Every detail of Mahalak’s Saturday night fireworks was extensively planned out. Advance work meant that every consideration would fall into place, carefully choreographed. Starfire Fireworks had arrived with the proper equipment, and on schedule, so the show could begin when it was dark enough, probably at 9:30 pm. To be sure, everything was going well—until it wasn’t. What happened?
Somehow the Starfire crew had acquired some faulty information. Someone told them to launch the barge at the Clark Lake Yacht Club. The Yacht Club boat launch works fine for sailboats and powerboats, but not so for a craft that requires a large draft.

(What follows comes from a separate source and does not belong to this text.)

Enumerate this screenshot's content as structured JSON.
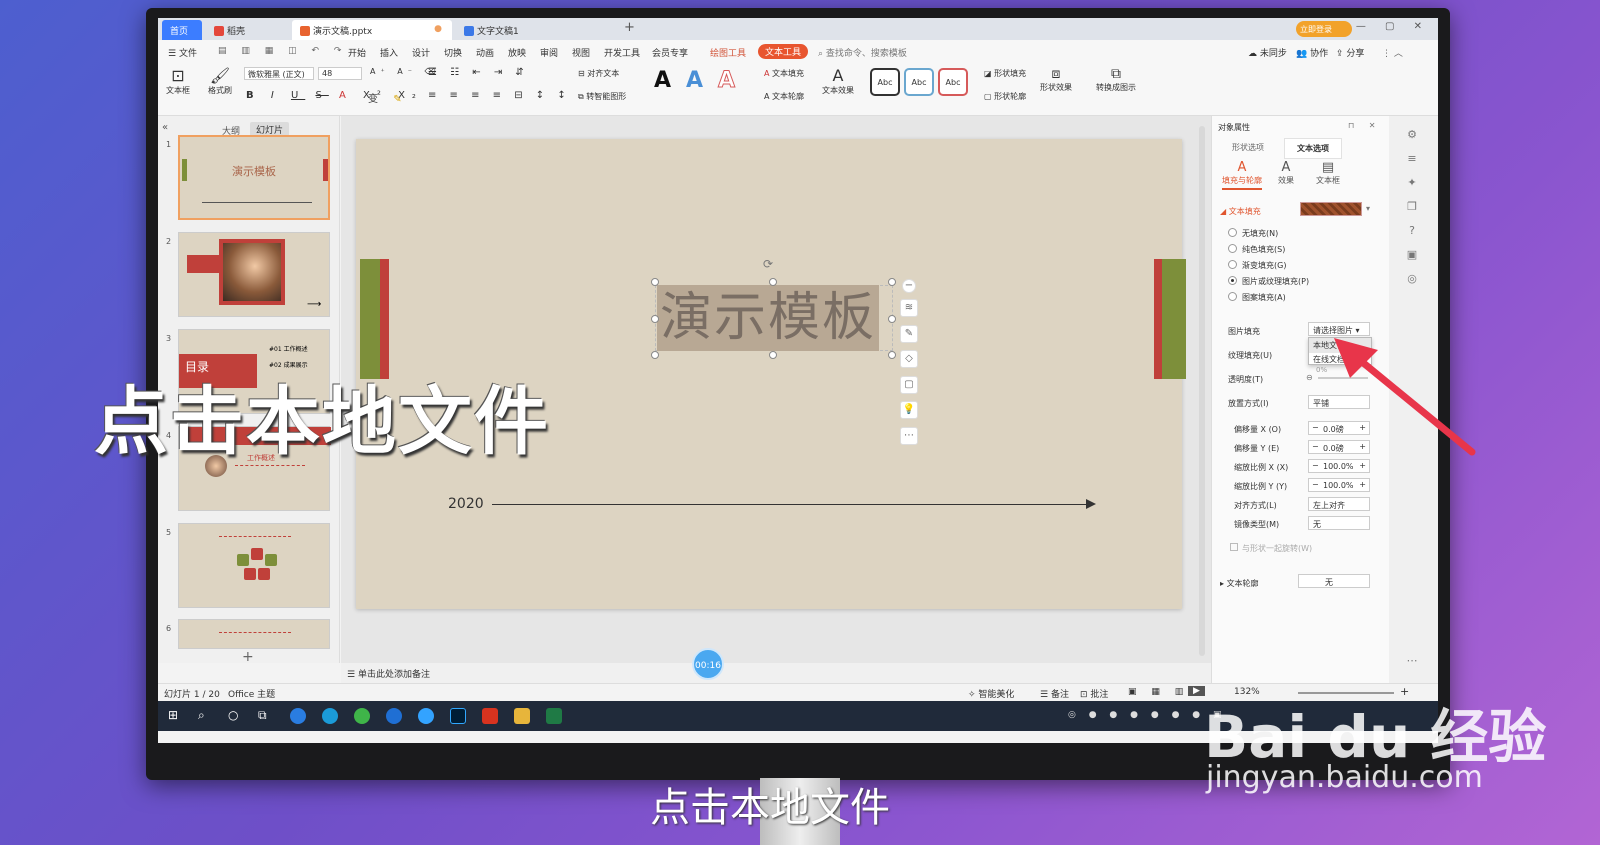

The slope of the bottom is gradual, not steep like the west end boat launch. The fireworks team backed the barge farther and farther into the lake. The bottom became softer, and the wheels of the truck became mired in it. The truck came to a halt and stubbornly refused to move. Because it was not deep enough, the barge stubbornly refused to float off its trailer. At that point, all involved wondered if the show would go on.
The struggle went on, and it was getting later all the time. Finally, a Yacht Club member and a team of firefighters who were on hand for the event, through sheer will-power and muscle, yanked the barge off its trailer.

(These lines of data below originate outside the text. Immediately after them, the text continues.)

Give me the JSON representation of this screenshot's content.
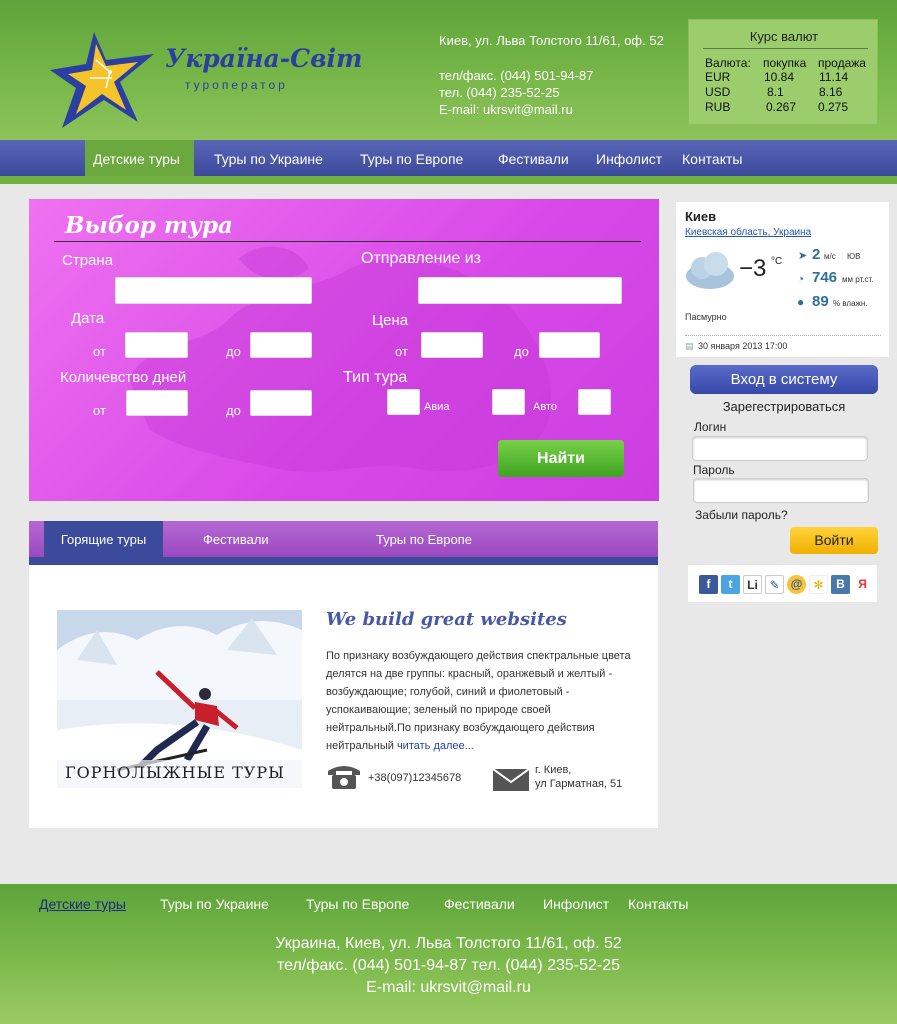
{
  "header": {
    "logo_title": "Україна-Світ",
    "logo_subtitle": "туроператор",
    "address": "Киев, ул. Льва Толстого 11/61, оф. 52",
    "phone1": "тел/факс. (044) 501-94-87",
    "phone2": "тел. (044) 235-52-25",
    "email": "E-mail: ukrsvit@mail.ru"
  },
  "currency": {
    "title": "Курс валют",
    "headers": [
      "Валюта:",
      "покупка",
      "продажа"
    ],
    "rows": [
      [
        "EUR",
        "10.84",
        "11.14"
      ],
      [
        "USD",
        "8.1",
        "8.16"
      ],
      [
        "RUB",
        "0.267",
        "0.275"
      ]
    ]
  },
  "nav": {
    "items": [
      "Детские туры",
      "Туры по Украине",
      "Туры по Европе",
      "Фестивали",
      "Инфолист",
      "Контакты"
    ]
  },
  "tour_search": {
    "title": "Выбор тура",
    "country_label": "Страна",
    "departure_label": "Отправление из",
    "date_label": "Дата",
    "price_label": "Цена",
    "days_label": "Количевство дней",
    "type_label": "Тип тура",
    "from": "от",
    "to": "до",
    "avia": "Авиа",
    "auto": "Авто",
    "find_button": "Найти"
  },
  "tabs": [
    "Горящие туры",
    "Фестивали",
    "Туры по Европе"
  ],
  "article": {
    "image_caption": "ГОРНОЛЫЖНЫЕ ТУРЫ",
    "title": "We build great websites",
    "body": "По признаку возбуждающего действия спектральные цвета делятся на две группы: красный, оранжевый и желтый - возбуждающие; голубой, синий и фиолетовый - успокаивающие; зеленый по природе своей нейтральный.По признаку возбуждающего действия нейтральный",
    "read_more": "читать далее...",
    "phone": "+38(097)12345678",
    "address_line1": "г. Киев,",
    "address_line2": "ул Гарматная, 51"
  },
  "weather": {
    "city": "Киев",
    "region": "Киевская область",
    "country": "Украина",
    "temp": "−3",
    "temp_unit": "°C",
    "wind_value": "2",
    "wind_unit": "м/с",
    "wind_dir": "ЮВ",
    "pressure_value": "746",
    "pressure_unit": "мм рт.ст.",
    "humidity_value": "89",
    "humidity_unit": "% влажн.",
    "description": "Пасмурно",
    "date": "30 января 2013 17:00"
  },
  "login": {
    "button": "Вход в систему",
    "register": "Зарегестрироваться",
    "login_label": "Логин",
    "password_label": "Пароль",
    "forgot": "Забыли пароль?",
    "enter": "Войти"
  },
  "social": [
    "facebook-icon",
    "twitter-icon",
    "linkedin-icon",
    "livejournal-icon",
    "mail-icon",
    "delicious-icon",
    "vkontakte-icon",
    "yandex-icon"
  ],
  "footer": {
    "nav": [
      "Детские туры",
      "Туры по Украине",
      "Туры по Европе",
      "Фестивали",
      "Инфолист",
      "Контакты"
    ],
    "address": "Украина, Киев, ул. Льва Толстого 11/61, оф. 52",
    "phones": "тел/факс. (044) 501-94-87 тел. (044) 235-52-25",
    "email": "E-mail: ukrsvit@mail.ru"
  },
  "colors": {
    "header_green": "#7ab84a",
    "nav_blue": "#3c4a9c",
    "tour_pink": "#d748e8",
    "accent_yellow": "#ffc61a"
  }
}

Once that happened, the barge was on its way to the intended location between Eagle Point and the Malahak’s—and the show did go on. Now well past 10 pm, the last remnants of light had dissipated, leaving nighttime darkness. Some think the improved contrast enhanced the massive blasts of white and streams of colors that filled the Clark Lake sky.
Meanwhile, back at the Yacht Club, the truck was still stuck in the water with its engine running. Once the show was over, how to rescue the truck became the next order of business. One of the Mahalak’s guests was Chad Reigle, a member of Wicked Jeeps of Southeast Michigan. He had come equipped with all his gear including a winch, rated at 13,000 pounds. The truck’s weight and the force needed to pull it out meant the modified Sports Unlimited Jeep would have to be tied to something else. The something else turned out to be a tractor owned by the Yacht Club. At 2 am, the truck was pulled from the water, and the saga ended. The Starfire Fireworks team left Sunday morning.
Chad Reigle is also a sales representative at the Malahak’s Monroe Superstore dealership. The Wicked Jeeps group have the attitude of “leaving no man behind” and respect their surroundings when going off-road. The knowledge gained from previous experiences and having the equipment on hand made possible the rescue.
The Mahalak’s fireworks celebration has been the talk of Clark Lake, as witnessed by comments on the Clark Lake Spirit Facebook page and on this website. Before the leaving this story, how about one more look at the Saturday night finale of the fireworks that almost didn’t happen?